Hi Alfredo, thanks for reading and suggesting those articles! I've skimmed the logarithmic scales article and for sure find that terrifying and depressing. All the more reason to lighten that heavy tail!

Thank you for writing about this. I am definitely a person whose concerns about AI are primarily about the massive suffering they might cause, especially when it comes to already-marginal entities or potential entities like non-human animals or digital minds.

I'll note beforehand that I'm suffering-focused, but I'll also note that I think even a regular utilitarian using EV reasoning could come to the same conclusions as I do.

I'm curious as to why this isn't a greater focus in the AI Safety community. At least from my vantage point and recollection, over 90% of the people who talk about AI Safety focus exclusively on the threat AI poses to the continued existence of humanity.

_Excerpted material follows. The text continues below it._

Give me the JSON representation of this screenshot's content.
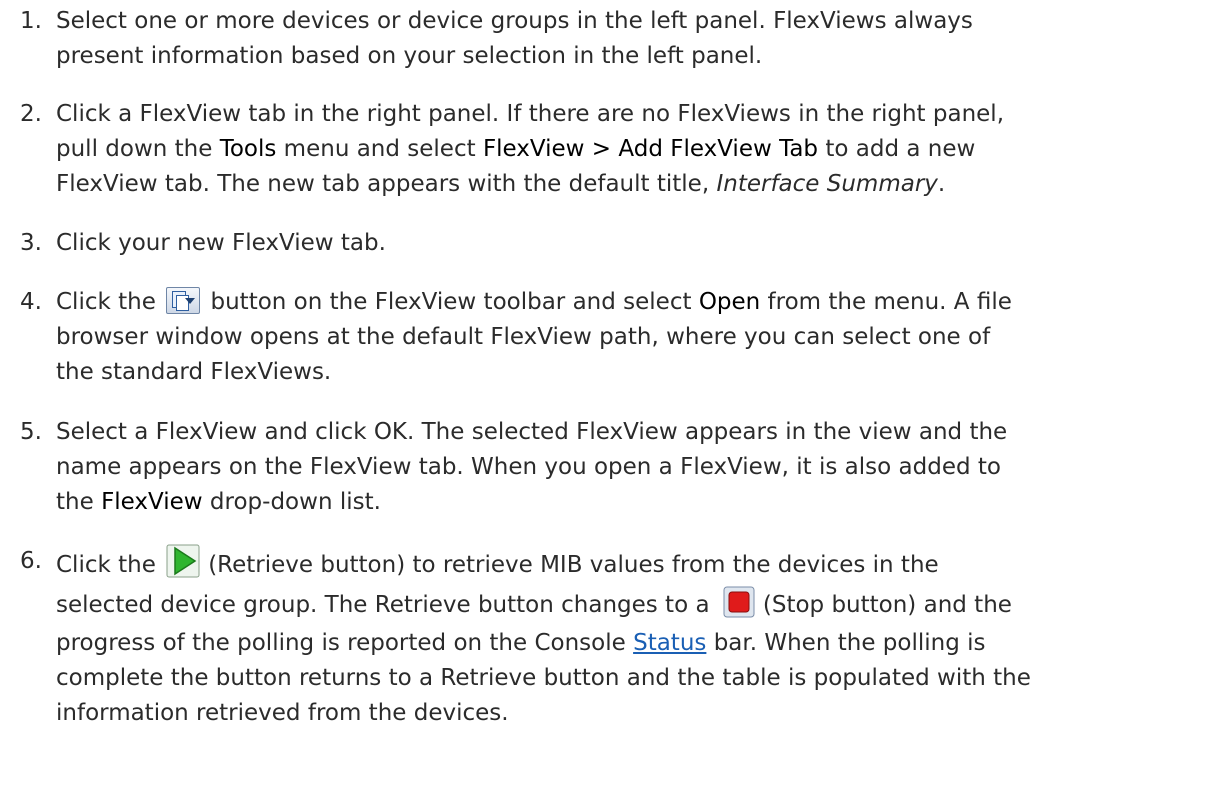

If they elaborate at all on what's at stake in the far future, they emphasize the potential good that could come from having massive populations that are in immense states of bliss, which could be destroyed if we are destroyed (again this is my experience). 

I think this rests on the assumption that there is a high likelihood (let's say >90% confidence) that humanity will become a force of net good in the long term future should it survive to see that. I think that, at the very least, this crux should be tested more than it currently is. I would argue that humanity of the current day is almost certainly (>99% confidence) net harmful (even factory farming alone is an immense harm that it's hard to argue any good humans do outweighs). I would also argue with similar confidence that humanity's net impact was consistently negative at least from the agricultural revolution onward (mistreatment/exploitation of non-human animals, slavery, war to name a few major things). Suffice it to say that I would be very worried if an AGI was locked-in with the values of a randomly selected person today (I know some AGI timelines are quite short), or even a randomly selected person 100 years from now (assuming we survive that long), especially if they decide to keep us alive. I can't give an estimate for how confident I am that humanity's continued existence with AGI would be a good/bad thing. However, I agree that the suffering risk from AGI is not emphasized proportional to its potential expected consequence, and I'm curious to hear EA/AI Safety perspectives regarding this topic.

I'll also quickly throw in the idea of humans deliberately creating malicious AGI with the intention of serving their own ends, which is an idea I've heard around a few times but know practically nothing about. Though I will say that I think the potential for such a scenario to arise and then become an S-risk is non-negligible (though I can't really give a good estimate or back it with anything more than intuition).